Here are the materials in Seneca Nation of Indians v. State of New York (W.D. N.Y.):
Prior post, including petition and arbitrators’ opinions, here.
Here are the materials in State of New York v. Grand River Enterprises Six Nations LTD (W.D. N.Y.):
Here are the materials in Perkins v. United States (W.D.N.Y.):
This case presents what appears to be an issue of first impression: whether a treaty between the United States and Native Americans ensuring the free use and enjoyment of tribal land bars taxes on income derived directly from the land—here, the sale of gravel mined on the land. Although at least two circuit courts have suggested in dicta that “income derived directly from the land” might be exempt from taxation under such treaties, they did so to distinguish that scenario from cases where an exemption was sought for income earned in ways that do not relate to the land itself. See Lazore v. Comm’r, 11 F.3d 1180 (3d Cir. 1993); Hoptowit v. Comm’r, 709 F.2d 564 (9th Cir. 1983). This case presents the very issue about which those courts speculated. And for the reasons that follow, this Court agrees with their speculation and finds that the plaintiffs have plausibly stated a claim for relief under two treaties with the Native American Seneca Nation.

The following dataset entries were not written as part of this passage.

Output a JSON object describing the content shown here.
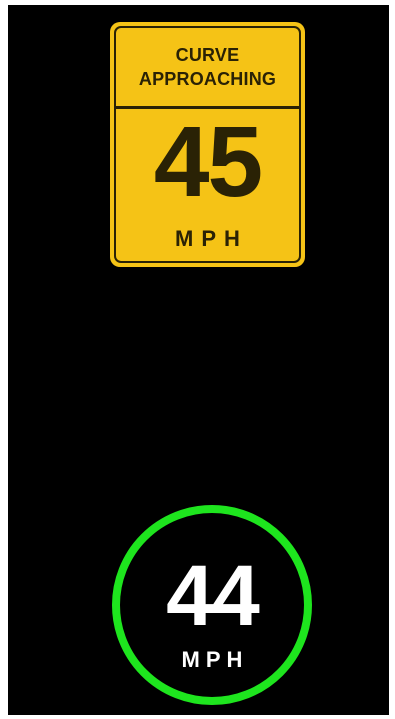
{
  "advisory_sign": {
    "line1": "CURVE",
    "line2": "APPROACHING",
    "speed_limit": "45",
    "unit": "MPH",
    "color": "#f5c316"
  },
  "current_speed": {
    "value": "44",
    "unit": "MPH",
    "ring_color": "#1ee51e"
  }
}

Download briefs and order in the matter of Cayuga Indian Nation of New York v. Seneca County, New York, 11-cv-06004 (May 2, 2017):
Here are the materials in State Of New York v. Grand River Enterprises Six Nations LTD (W.D. N.Y.):
Here is the opinion in Citizens Against Casino Gambling in Erie County v. Chaudhuri:
The court’s syllabus:
The plaintiffs, organizations and individuals who oppose the operation of a casino on land owned by the Seneca Nation of Indians in Buffalo, New York, filed an action in the United States District Court for the Western District of New York against the National Indian Gaming Commission, its Chairman, the Department of the Interior, and the Secretary of the Interior, arguing that the National Indian Gaming Commission acted arbitrarily and capriciously and abused its discretion in approving an ordinance that permitted the Seneca Nation to operate a class III gaming facility in Buffalo. The district court (Skretny, J.) dismissed the action, and the plaintiffs appealed. We hold that the Seneca Nation’s lands in Buffalo are gaming‐eligible under the Indian Gaming Regulatory Act (“IGRA”), 25 U.S.C. §§ 2701–2721, as “Indian lands” under the Seneca Nation’s jurisdiction and that IGRA Section 20’s prohibition of gaming on trust lands acquired after IGRA’s enactment, 25 U.S.C. § 2719(a), does not apply. Accordingly, we AFFIRM.
Lower court materials here.
Here is the complaint in United States v. $400,000 (W.D. N.Y.):
During the investigation, it was determined that the parties involved in the shipping of the contraband cigarettes in interstate commerce also filed false information to the appropriate taxation authorities as required under the Jenkins Act, Title 15, United States Code, Sections 375-378. All cigarette sales made by a stamping agent are required by New York State law to be recorded on a form known as Form CG which had to be sent on a monthly basis to the NYSDT in Albany, New York, with a certificate that the information contained therein was true and correct.
During the time period of September 24, 2012 – January 14, 2013, AARON PIERCE through his corporation, AJ’s Wholesale LLC (“hereafter “AJ’s”) sold 403,413 cartons of cigarettes in a manner designed to make it look on paper as though the untaxed cigarettes were legitimately obtained through Ho-Chunk, Inc. (“HCID”) a tribal cigarette and tobacco distributor, a corporation operated by the Winnebago Tribe of Nebraska, as well as other Native American cigarette and tobacco suppliers.
Ho-Chunk, Inc. is the parent company of HCI Logistics (HCIL) which is a commercial transportation company that HCID would use to transport product from the HCID warehouse in Winnebago, Nebraska. Neither HCID nor HCIL are licensed tobacco wholesalers or state stamping agents in Nebraska or New York State.